Early in December, the Ukrainian Orthodox Church called the accusations of collaboration between its clergy and Russia “unproven and groundless.”
The Russian-aligned church, which still represents millions of Ukrainians, insists that it cut ties with its Russian hierarchy at the onset of the war. The independent Ukrainian church calls that break insincere and flatly condemns its counterpart for not making a real break with Moscow.
“The Russian Orthodox Church is in reality a tool of Russian aggression,” Archbishop Yevstratiy, a spokesman for the Orthodox Church of Ukraine, said in an interview in the St. Michael’s Golden Domed Monastery in Kyiv.
Outside military analysts have seen reason for Ukraine’s concern. The church of the Moscow Patriarchate “materially supported Russia’s annexation of Crimea and the invasion of Eastern Ukraine,” the Institute for the Study of War, a U.S.-based analytical group, wrote in a research note on the role of the Russian-affiliated church in the war.

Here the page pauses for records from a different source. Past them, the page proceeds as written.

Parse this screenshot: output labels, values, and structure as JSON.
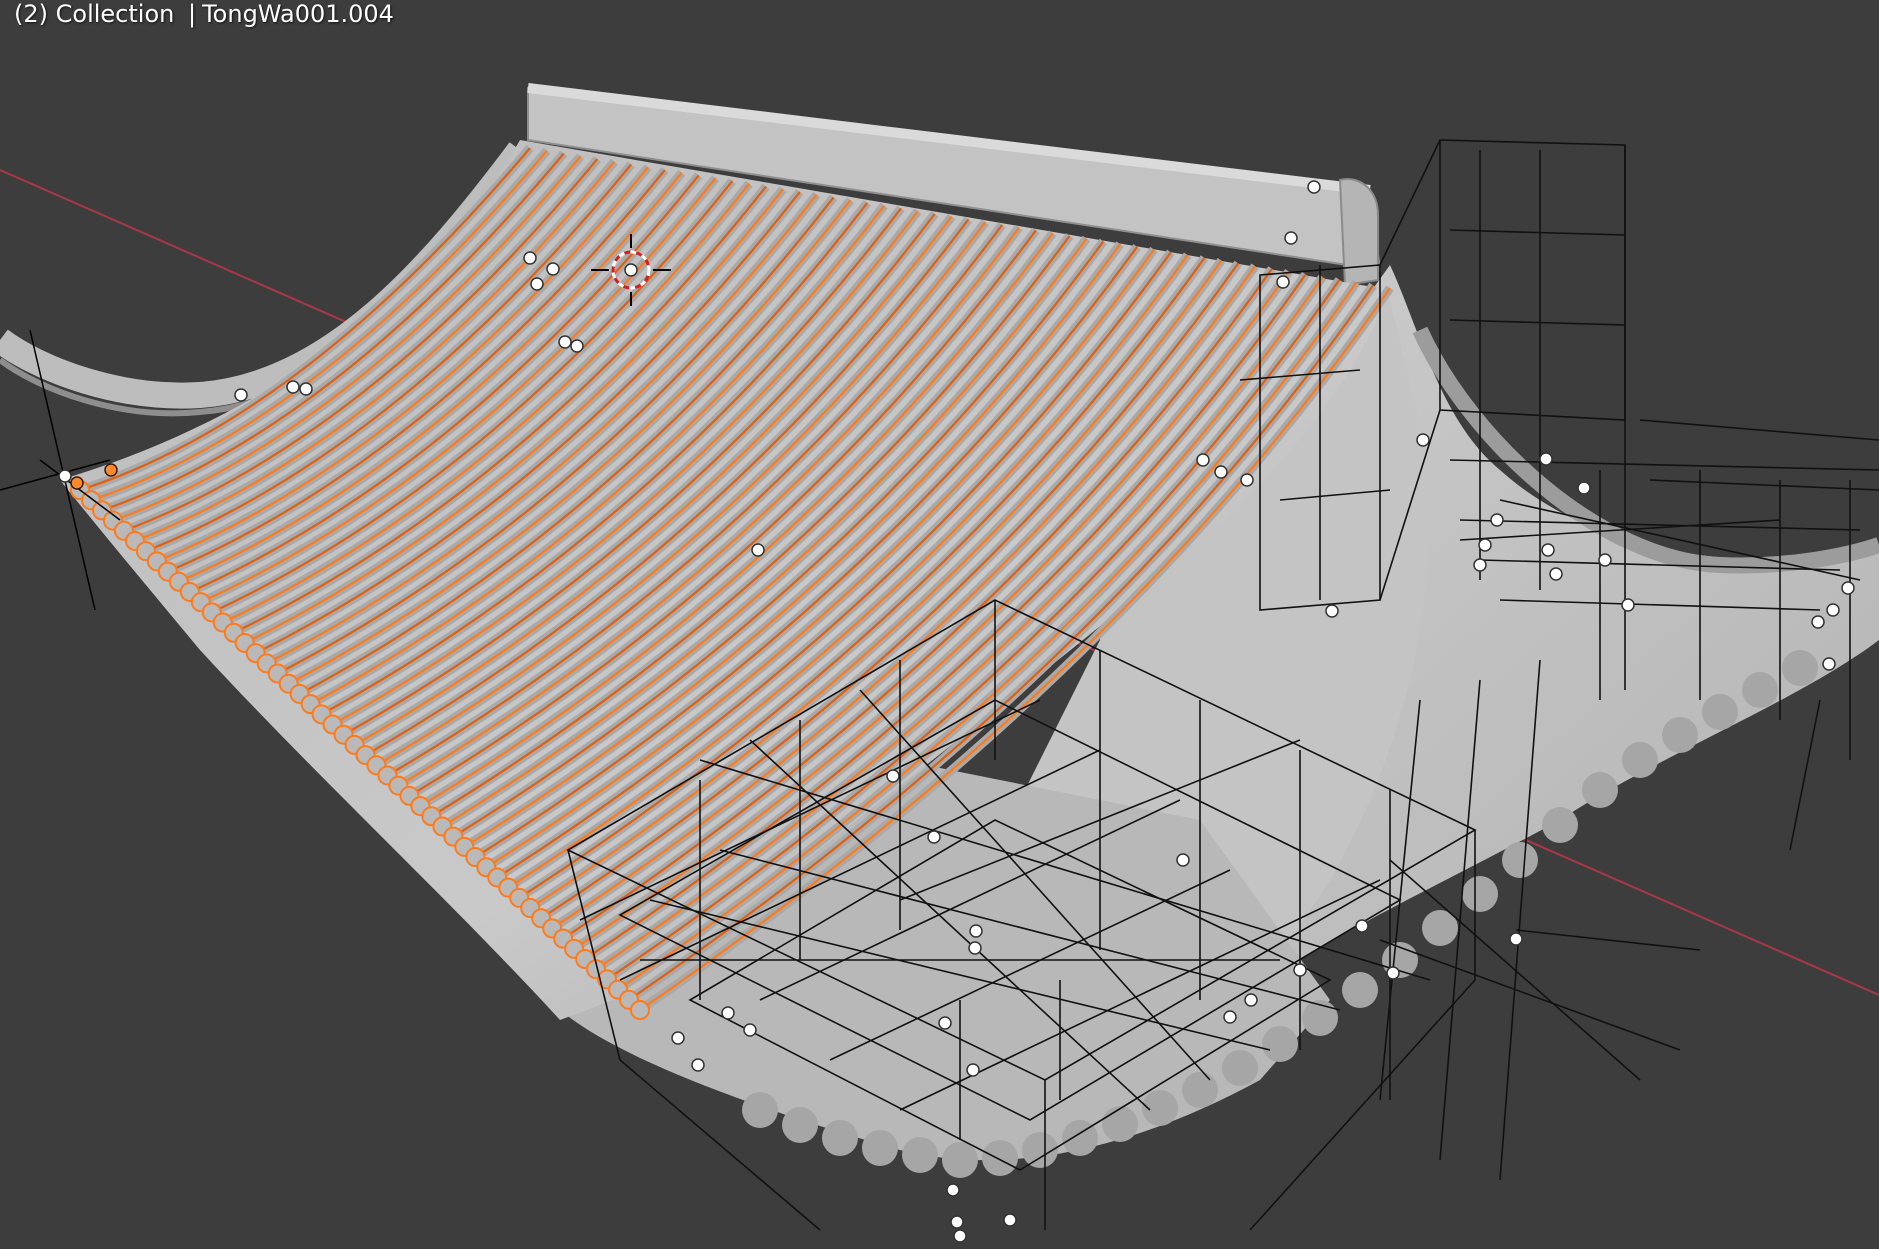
{
  "viewport": {
    "frame": "(2)",
    "collection": "Collection",
    "separator": "|",
    "object": "TongWa001.004"
  },
  "colors": {
    "background": "#3d3d3d",
    "mesh": "#c8c8c8",
    "mesh_shadow": "#8e8e8e",
    "selection": "#ff7a1a",
    "selection_dark": "#e06010",
    "wire": "#000000",
    "axis_x": "#b03040",
    "empty": "#ffffff"
  },
  "icons": {
    "origin": "3d-cursor-icon"
  }
}
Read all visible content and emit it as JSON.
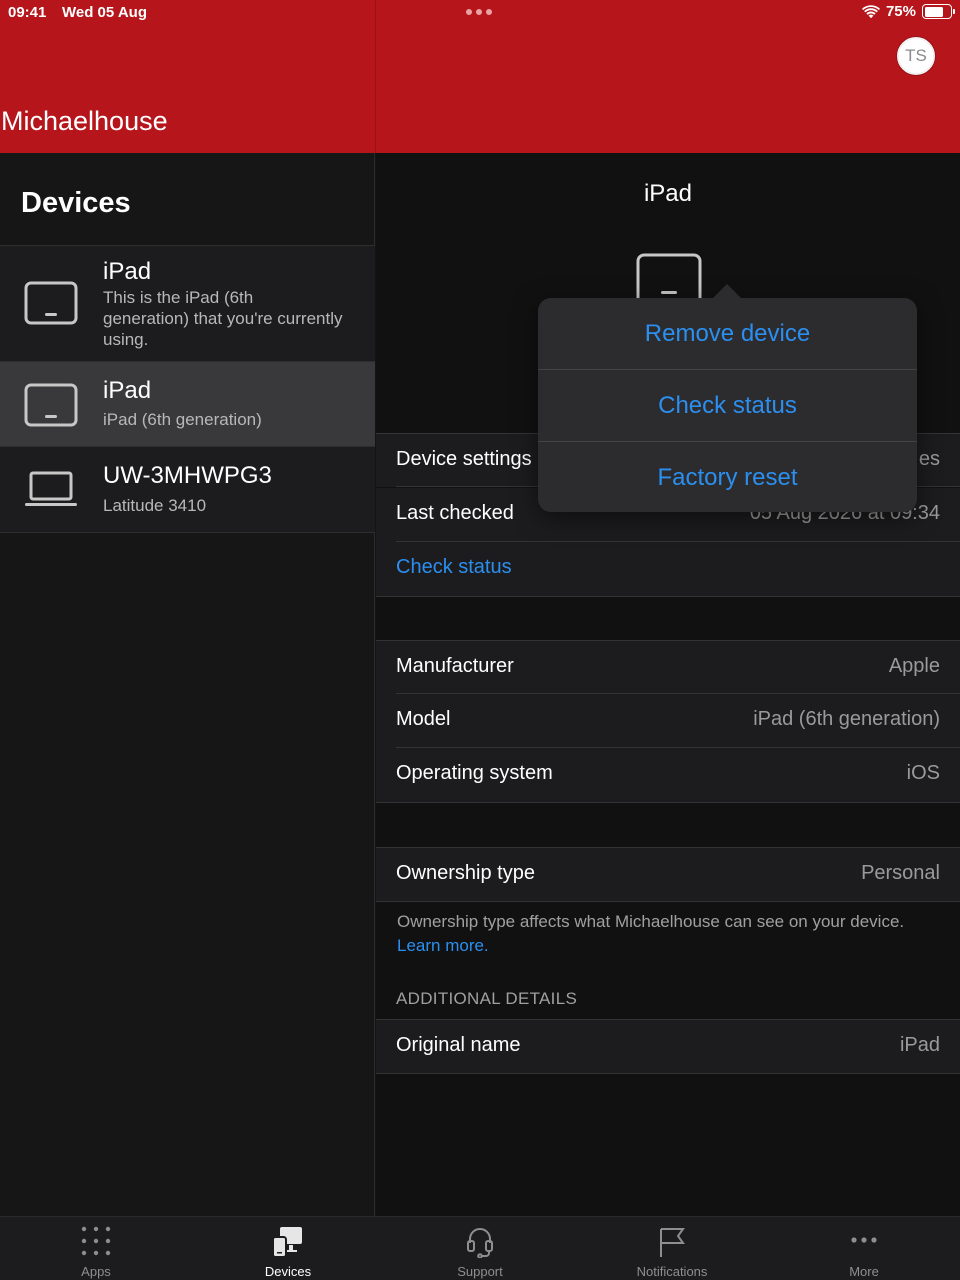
{
  "status_bar": {
    "time": "09:41",
    "date": "Wed 05 Aug",
    "battery": "75%",
    "battery_level": 0.75
  },
  "header": {
    "org_name": "Michaelhouse",
    "avatar_initials": "TS",
    "brand_color": "#b5151b"
  },
  "sidebar": {
    "title": "Devices",
    "devices": [
      {
        "name": "iPad",
        "subtitle": "This is the iPad (6th generation) that you're currently using.",
        "icon": "tablet-icon",
        "selected": false
      },
      {
        "name": "iPad",
        "subtitle": "iPad (6th generation)",
        "icon": "tablet-icon",
        "selected": true
      },
      {
        "name": "UW-3MHWPG3",
        "subtitle": "Latitude 3410",
        "icon": "laptop-icon",
        "selected": false
      }
    ]
  },
  "detail": {
    "title": "iPad",
    "hero_icon": "tablet-icon",
    "status_rows": [
      {
        "label": "Device settings",
        "value": "es"
      },
      {
        "label": "Last checked",
        "value": "05 Aug 2026 at 09:34"
      }
    ],
    "check_status_link": "Check status",
    "hardware_rows": [
      {
        "label": "Manufacturer",
        "value": "Apple"
      },
      {
        "label": "Model",
        "value": "iPad (6th generation)"
      },
      {
        "label": "Operating system",
        "value": "iOS"
      }
    ],
    "ownership": {
      "label": "Ownership type",
      "value": "Personal"
    },
    "ownership_note": "Ownership type affects what Michaelhouse can see on your device.",
    "ownership_learn_more": "Learn more.",
    "additional_header": "ADDITIONAL DETAILS",
    "original_name": {
      "label": "Original name",
      "value": "iPad"
    }
  },
  "popover_menu": {
    "items": [
      "Remove device",
      "Check status",
      "Factory reset"
    ],
    "accent_color": "#2b8ff0"
  },
  "tabbar": {
    "tabs": [
      {
        "label": "Apps",
        "icon": "apps-grid-icon",
        "active": false
      },
      {
        "label": "Devices",
        "icon": "devices-icon",
        "active": true
      },
      {
        "label": "Support",
        "icon": "headset-icon",
        "active": false
      },
      {
        "label": "Notifications",
        "icon": "flag-icon",
        "active": false
      },
      {
        "label": "More",
        "icon": "more-dots-icon",
        "active": false
      }
    ]
  }
}
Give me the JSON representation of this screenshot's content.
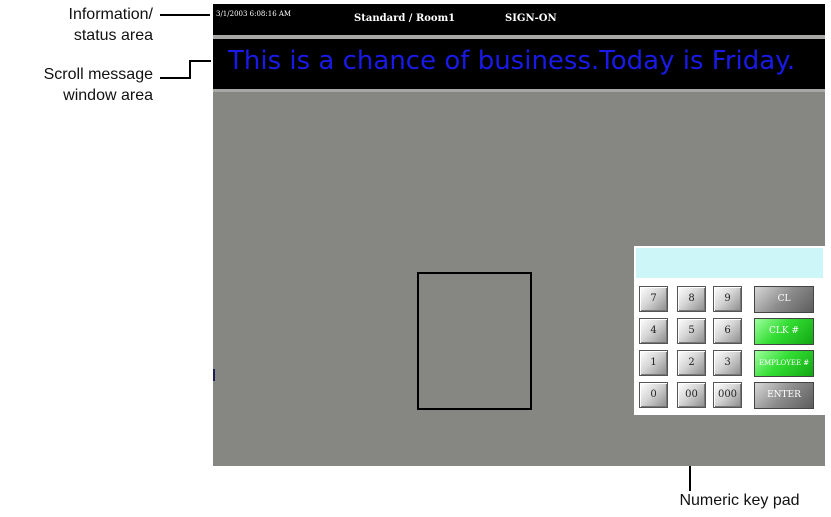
{
  "annotations": {
    "info_line1": "Information/",
    "info_line2": "status area",
    "scroll_line1": "Scroll message",
    "scroll_line2": "window area",
    "keypad_label": "Numeric key pad"
  },
  "status_bar": {
    "datetime": "3/1/2003 6:08:16 AM",
    "mode": "Standard / Room1",
    "state": "SIGN-ON"
  },
  "scroll_message": {
    "text": "This is a chance of business.Today is Friday."
  },
  "keypad": {
    "display_value": "",
    "keys": [
      "7",
      "8",
      "9",
      "4",
      "5",
      "6",
      "1",
      "2",
      "3",
      "0",
      "00",
      "000"
    ],
    "function_keys": {
      "clear": "CL",
      "clock": "CLK #",
      "employee": "EMPLOYEE #",
      "enter": "ENTER"
    }
  },
  "colors": {
    "screen_background": "#868683",
    "scroll_text": "#1a1ae8",
    "display_background": "#ccf6f8",
    "green_key": "#33dd33"
  }
}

Evidence of churches being treated as instruments of Russian aims is commonplace. Searches have turned up wads of cash, flags of the former Russian client states in eastern Ukraine and pamphlets printed by the Russian Army for distribution in occupied territories, the Security Service of Ukraine, the domestic intelligence agency, has said in statements.
The archimandrite, or top religious official, of the Assumption Cathedral in Kherson in southern Ukraine attended a ceremony in the Kremlin in which Russia claimed to annex the Kherson province as part of Russia.
During the eight-month Russian occupation of Kherson city, Moscow’s forces cracked down on private charities in an effort to steer the population to Russian humanitarian aid programs, which required registration with occupation authorities. It was a policy of forcing dependence on Russia. When a priest nonetheless continued operating a soup kitchen, the Russian-aligned church excommunicated him.
Ukrainian officials say that priests and monks — or people posing as them — who are also spies have caused problems for Ukraine’s military. At one monastery north of Kyiv this month, the authorities said they found six men in monks’ robes — all of whom were athletically built, spoke Russian but no Ukrainian, and had no documents. The police arrested the men and are investigating whether they are spies.
“Being a priest is ideal cover for any intelligence agent,” said a Ukrainian intelligence official knowledgeable about the investigation of the Russian-aligned church, but who was not authorized to speak publicly. “People are ready to trust you, because you are a priest.”
For his part, Mr. Pavlenko, the abbot who was later convicted of espionage, took to visiting wounded Ukrainian soldiers at a hospital, according to Pavlo Dubyna, a former resident of the town and acquaintance of Mr. Pavlenko. After such visits, he would walk in the street and speak on his cellphone, Mr. Dubyna said.
Ukrainian authorities arrested the priest in April, when the Russian military was still bombarding Sievierodonetsk, which it captured in June. In an act they say proved Mr. Pavlenko’s culpability, Moscow accepted the priest in a prisoner swap for an American held by Russia, Suedi Murekezi, an Air Force veteran who had been living in southern Ukraine before the war.
Evidence from the trial opened a window into the priest’s blending of espionage and vendetta against priests in the independent Ukrainian church, which before the war had been winning away followers from the Russian church. Prosecutors presented what they said were short descriptions of the rival clergy, sent to the Russian Army by Mr. Pavlenko.
“The spiritual guide for the nationalist brigades and the Ukrainian Army in the Luhansk region,” said a March 15 note that said the priest in question should be killed.
Another message described another priest in the Ukrainian church whose brother was fighting in the war and said, “I think we need to put an end to him too, as he is not our guy.”